**About this task**: Entries follow. Return each line that contains the word "adventworks".

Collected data
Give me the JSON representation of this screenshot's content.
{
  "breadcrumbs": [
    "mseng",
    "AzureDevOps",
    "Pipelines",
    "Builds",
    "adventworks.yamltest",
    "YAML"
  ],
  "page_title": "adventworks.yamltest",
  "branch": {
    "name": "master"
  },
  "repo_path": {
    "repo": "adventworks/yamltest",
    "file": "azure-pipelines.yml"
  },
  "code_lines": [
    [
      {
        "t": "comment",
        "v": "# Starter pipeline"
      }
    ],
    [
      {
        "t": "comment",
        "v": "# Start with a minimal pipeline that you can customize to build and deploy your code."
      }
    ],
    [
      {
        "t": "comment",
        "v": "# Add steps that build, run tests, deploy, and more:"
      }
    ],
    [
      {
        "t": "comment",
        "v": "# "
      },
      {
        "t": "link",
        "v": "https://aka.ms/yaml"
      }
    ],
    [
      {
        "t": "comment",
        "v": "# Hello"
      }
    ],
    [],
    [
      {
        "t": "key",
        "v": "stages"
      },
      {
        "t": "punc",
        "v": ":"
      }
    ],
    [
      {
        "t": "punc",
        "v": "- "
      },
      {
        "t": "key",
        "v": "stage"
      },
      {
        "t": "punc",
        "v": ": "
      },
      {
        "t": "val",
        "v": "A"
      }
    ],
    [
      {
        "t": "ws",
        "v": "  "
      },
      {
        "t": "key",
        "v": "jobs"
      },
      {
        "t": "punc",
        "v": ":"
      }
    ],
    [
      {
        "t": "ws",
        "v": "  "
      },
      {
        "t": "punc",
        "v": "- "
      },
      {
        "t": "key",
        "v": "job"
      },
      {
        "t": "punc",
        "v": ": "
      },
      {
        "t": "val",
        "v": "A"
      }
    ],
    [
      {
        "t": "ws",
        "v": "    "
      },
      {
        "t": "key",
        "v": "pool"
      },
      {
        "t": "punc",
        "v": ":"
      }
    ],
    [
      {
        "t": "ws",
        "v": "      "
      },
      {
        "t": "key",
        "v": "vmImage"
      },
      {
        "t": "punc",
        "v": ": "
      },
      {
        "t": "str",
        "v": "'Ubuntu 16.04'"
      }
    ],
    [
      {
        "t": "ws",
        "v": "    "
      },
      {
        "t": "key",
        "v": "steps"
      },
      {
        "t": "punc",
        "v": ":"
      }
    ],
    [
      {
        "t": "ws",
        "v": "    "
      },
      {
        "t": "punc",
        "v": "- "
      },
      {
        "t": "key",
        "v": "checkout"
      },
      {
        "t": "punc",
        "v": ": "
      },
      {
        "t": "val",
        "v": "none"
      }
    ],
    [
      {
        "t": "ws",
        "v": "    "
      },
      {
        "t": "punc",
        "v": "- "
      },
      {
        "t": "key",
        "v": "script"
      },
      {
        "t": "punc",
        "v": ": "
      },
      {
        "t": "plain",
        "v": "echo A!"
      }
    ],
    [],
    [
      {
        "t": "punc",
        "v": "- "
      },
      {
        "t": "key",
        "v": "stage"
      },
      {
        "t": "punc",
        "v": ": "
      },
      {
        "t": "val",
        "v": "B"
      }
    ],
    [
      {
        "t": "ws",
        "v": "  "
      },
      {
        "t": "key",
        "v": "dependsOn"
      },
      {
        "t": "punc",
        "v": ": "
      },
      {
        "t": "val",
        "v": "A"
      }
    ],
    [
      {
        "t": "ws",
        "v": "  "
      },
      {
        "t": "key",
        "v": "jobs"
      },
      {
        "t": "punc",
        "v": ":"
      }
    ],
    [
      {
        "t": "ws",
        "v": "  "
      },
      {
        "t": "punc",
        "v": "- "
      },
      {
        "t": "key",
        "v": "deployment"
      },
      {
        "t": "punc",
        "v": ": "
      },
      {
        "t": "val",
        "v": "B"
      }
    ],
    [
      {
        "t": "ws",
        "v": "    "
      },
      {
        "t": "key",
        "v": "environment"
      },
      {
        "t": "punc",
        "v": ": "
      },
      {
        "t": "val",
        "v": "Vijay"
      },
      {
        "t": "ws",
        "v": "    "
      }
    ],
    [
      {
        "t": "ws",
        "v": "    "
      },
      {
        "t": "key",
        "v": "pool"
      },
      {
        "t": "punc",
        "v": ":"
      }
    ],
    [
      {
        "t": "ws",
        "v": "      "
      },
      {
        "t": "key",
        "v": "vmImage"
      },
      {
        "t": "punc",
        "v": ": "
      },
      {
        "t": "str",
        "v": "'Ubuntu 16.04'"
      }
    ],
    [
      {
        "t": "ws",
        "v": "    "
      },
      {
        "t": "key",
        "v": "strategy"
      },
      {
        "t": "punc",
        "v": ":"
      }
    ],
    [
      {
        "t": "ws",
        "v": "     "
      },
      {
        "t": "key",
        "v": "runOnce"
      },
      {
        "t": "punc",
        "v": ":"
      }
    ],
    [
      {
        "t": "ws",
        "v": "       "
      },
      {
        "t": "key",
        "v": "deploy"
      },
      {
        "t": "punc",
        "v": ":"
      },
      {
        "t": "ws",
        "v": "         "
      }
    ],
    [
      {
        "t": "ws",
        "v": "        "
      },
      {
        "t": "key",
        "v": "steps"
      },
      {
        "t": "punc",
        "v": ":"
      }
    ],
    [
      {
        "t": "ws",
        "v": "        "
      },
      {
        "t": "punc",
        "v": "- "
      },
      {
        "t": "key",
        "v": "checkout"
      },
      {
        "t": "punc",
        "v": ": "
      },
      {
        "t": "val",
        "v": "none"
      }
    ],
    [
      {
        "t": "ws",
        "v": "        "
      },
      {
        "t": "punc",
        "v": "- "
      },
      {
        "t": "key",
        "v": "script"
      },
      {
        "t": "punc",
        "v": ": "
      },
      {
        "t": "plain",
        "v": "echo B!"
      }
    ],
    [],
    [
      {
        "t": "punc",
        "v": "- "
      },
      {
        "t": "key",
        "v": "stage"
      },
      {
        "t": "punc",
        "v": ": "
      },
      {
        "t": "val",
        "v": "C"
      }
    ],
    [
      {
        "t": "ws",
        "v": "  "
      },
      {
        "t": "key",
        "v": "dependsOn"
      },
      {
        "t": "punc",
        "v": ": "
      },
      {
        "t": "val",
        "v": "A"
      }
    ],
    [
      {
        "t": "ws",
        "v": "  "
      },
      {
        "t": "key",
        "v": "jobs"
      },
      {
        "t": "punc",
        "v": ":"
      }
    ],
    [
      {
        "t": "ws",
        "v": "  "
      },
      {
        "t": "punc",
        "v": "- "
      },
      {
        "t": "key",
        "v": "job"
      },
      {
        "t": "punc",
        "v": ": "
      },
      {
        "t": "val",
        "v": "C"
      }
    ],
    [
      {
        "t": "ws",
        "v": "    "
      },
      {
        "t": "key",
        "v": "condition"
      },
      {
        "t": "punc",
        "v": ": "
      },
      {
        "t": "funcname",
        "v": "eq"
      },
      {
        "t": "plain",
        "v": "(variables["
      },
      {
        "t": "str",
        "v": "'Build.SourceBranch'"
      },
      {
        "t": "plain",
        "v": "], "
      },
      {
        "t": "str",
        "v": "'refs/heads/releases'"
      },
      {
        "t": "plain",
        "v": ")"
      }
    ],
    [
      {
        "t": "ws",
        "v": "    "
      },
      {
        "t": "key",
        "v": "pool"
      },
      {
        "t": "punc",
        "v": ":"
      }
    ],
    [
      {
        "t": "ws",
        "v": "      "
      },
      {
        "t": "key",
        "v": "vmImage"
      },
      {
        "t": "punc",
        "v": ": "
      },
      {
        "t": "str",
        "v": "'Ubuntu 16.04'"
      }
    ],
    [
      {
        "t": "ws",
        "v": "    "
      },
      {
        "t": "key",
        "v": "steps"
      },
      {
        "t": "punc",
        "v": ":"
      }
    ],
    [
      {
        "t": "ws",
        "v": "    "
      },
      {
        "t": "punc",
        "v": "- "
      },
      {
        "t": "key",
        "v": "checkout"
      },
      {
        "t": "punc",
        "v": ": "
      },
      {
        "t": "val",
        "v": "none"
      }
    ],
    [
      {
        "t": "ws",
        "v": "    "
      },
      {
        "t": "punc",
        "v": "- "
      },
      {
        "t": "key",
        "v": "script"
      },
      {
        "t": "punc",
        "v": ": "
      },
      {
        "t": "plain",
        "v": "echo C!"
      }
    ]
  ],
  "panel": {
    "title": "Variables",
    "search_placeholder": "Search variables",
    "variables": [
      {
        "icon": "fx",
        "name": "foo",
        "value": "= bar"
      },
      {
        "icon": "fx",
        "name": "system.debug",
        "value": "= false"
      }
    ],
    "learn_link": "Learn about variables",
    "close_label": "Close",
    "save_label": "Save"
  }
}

**Result**:
    "adventworks.yamltest",
  "page_title": "adventworks.yamltest",
    "repo": "adventworks/yamltest",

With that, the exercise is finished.